The unemployment numbers just released are good–they are not great because of some of the underlying factors. Investor’s Business Daily reported that in April the unemployment rate dropped to 3.9 percent. That is good news, but there are some other numbers that are cause for concern.
The article at Investor’s Business Daily reports:
Since Trump took office, the economy has added a total of 2.7 million jobs, and since his tax cuts took effect we’ve seen an average 200,000 new jobs each month. Initial jobless claims are at decades long lows as well.
That’s unquestionably good news.
The report also finds, however, that wages rose slightly less than expected in April — with hourly earnings climbing at a 2.6% annualized rate.
…According to the Census household survey, the biggest contribution to the drop in the unemployment rate wasn’t people getting jobs — that survey registered a gain of just 3,000 in April. It’s due mainly to the fact that 410,000 dropped out of the labor force — and no longer count as unemployed.
The article cites some figures explaining changes in the Workforce Participation Rate in various age groups:
The labor force participation rate in Dec. 2000 was 67%. Today it is just 62.8%.
The employment-to-population ratio then was 64.4%. Now it’s 60.3%.
The population not in the labor force — they don’t have jobs and aren’t looking — has climbed a stunning 25.3 million over those years.
Think about it this way. If the labor force participation rate were the same today as it was in December 2000, the unemployment rate wouldn’t be 3.9%. It would be 10%!
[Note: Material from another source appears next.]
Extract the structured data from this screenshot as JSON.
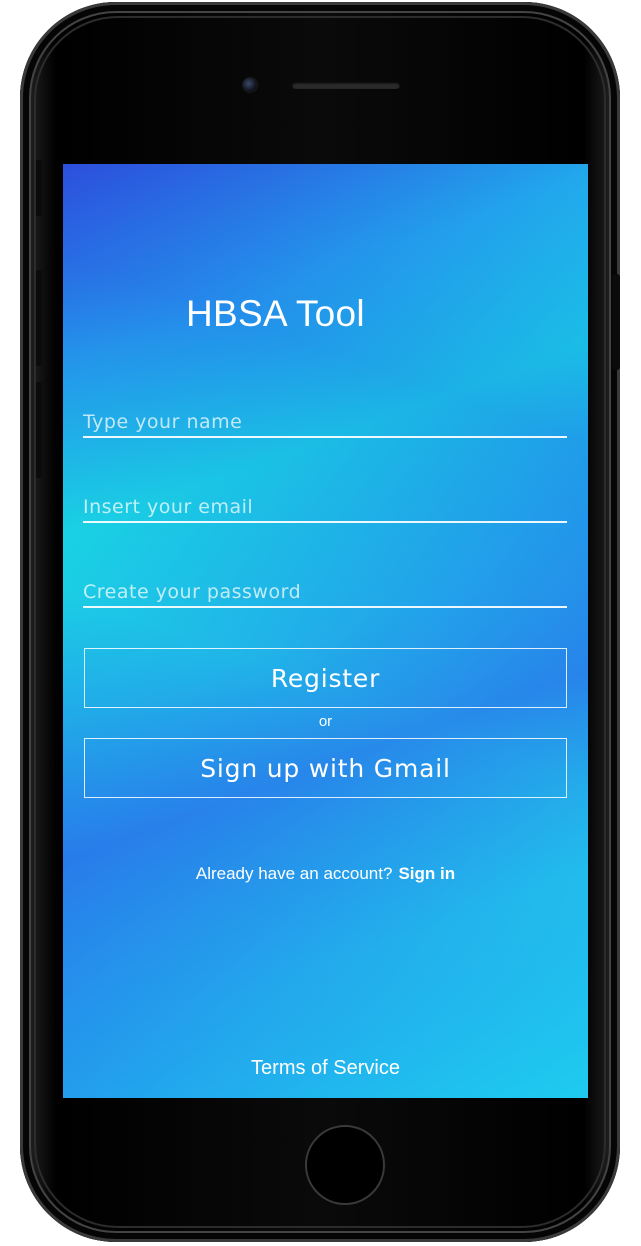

Yes, many who’ve left the labor force over the past 18 years are baby boomers entering retirement. But that doesn’t come close to explaining the massive increase in labor dropouts.
For example, the labor force participation rate among 20- to 24-year-olds was 78% in December 2000. It’s just 71% today. For those 25-34 years old, the rate declined from 85% to 83%.
In contrast, among those 55 and older, the participation rate increased — going from 33% in December 2000 to 40% now.
From my perspective, there are a number of reasons for this change–the federal government has made not working too comfortable. Our safety net has gotten too comfortable for many people, creating multi-generational welfare recipients. We did go through a recession after the housing bubble burst, but we are coming out of that now, and it is time for people to resume their job searches. Another reason for the fact that the workforce participation rate is so low might be that we are graduating students from college with no marketable skills or with the idea that since they just graduated, they can start their careers at the top of the corporate ladder. Some of these graduates refuse to look for jobs outside of their chosen degree field or refuse to begin any place other than at the top. There is also the matter of whatever work ethic students may or may not have learned in college.
The economy is looking better, but we have a long way to go before we can be considered actually prosperous–we need to deal with the debt and we need to shrink government drastically.